Look through the data below for the string "Expenses", and copy every line where it turns up.

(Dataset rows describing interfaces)
Content starts
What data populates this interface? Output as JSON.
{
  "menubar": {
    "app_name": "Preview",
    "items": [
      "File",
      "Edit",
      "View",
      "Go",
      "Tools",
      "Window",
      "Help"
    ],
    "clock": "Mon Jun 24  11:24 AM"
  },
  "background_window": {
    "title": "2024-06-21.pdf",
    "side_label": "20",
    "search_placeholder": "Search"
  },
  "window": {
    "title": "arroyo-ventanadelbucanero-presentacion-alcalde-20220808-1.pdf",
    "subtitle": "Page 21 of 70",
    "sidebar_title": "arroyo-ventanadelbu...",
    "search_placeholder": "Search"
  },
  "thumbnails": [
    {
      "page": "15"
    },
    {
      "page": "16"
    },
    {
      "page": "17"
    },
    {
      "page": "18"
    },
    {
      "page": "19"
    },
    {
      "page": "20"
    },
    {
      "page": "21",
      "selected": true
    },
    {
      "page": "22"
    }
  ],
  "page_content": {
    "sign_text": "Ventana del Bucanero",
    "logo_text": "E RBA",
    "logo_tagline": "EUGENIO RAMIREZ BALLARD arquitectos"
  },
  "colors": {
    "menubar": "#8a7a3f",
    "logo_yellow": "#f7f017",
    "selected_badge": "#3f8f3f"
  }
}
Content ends
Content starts
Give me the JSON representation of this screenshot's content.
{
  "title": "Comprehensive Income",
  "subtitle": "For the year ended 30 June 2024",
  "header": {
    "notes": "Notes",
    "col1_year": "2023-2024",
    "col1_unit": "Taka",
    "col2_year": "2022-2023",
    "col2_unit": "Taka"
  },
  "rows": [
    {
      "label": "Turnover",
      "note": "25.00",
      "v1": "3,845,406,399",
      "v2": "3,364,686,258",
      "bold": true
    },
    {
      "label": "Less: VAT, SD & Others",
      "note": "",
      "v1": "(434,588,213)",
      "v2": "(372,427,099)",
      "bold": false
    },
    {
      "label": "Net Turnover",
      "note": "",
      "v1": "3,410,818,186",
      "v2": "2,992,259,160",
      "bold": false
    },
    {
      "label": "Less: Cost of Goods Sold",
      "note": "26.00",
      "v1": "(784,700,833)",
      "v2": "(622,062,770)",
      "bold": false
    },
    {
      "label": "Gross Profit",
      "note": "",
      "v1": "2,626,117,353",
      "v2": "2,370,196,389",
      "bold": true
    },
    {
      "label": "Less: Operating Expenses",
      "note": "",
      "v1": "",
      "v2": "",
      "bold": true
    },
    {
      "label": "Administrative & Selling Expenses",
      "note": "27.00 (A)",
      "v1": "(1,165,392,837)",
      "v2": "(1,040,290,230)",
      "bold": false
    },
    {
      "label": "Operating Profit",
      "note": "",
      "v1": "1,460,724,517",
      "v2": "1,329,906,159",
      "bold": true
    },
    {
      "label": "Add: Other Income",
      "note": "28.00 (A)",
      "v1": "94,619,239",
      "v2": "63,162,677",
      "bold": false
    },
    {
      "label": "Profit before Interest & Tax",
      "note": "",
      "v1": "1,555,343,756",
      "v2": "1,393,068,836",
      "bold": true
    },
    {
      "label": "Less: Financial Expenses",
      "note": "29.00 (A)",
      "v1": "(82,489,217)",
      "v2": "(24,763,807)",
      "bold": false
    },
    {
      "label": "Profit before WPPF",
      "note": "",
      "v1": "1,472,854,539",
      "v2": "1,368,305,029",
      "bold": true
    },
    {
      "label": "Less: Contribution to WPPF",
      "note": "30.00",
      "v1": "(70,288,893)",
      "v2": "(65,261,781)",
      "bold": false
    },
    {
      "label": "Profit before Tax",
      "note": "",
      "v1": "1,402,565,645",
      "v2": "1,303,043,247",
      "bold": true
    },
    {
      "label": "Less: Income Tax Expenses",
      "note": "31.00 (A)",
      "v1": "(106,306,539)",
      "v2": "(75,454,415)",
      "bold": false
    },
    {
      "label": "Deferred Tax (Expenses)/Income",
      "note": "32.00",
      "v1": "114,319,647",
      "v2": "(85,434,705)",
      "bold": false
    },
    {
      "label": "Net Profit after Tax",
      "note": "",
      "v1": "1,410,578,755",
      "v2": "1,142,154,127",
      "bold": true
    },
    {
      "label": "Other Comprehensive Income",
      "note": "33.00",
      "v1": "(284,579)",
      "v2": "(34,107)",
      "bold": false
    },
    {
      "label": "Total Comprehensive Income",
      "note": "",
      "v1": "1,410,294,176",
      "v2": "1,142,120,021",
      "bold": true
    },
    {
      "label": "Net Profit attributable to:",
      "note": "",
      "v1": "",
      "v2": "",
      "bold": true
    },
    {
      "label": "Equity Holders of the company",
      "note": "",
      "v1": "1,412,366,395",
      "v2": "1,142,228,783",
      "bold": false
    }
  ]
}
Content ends
# Solution to this exercise:
      "label": "Less: Operating Expenses",
      "label": "Administrative & Selling Expenses",
      "label": "Less: Financial Expenses",
      "label": "Less: Income Tax Expenses",
      "label": "Deferred Tax (Expenses)/Income",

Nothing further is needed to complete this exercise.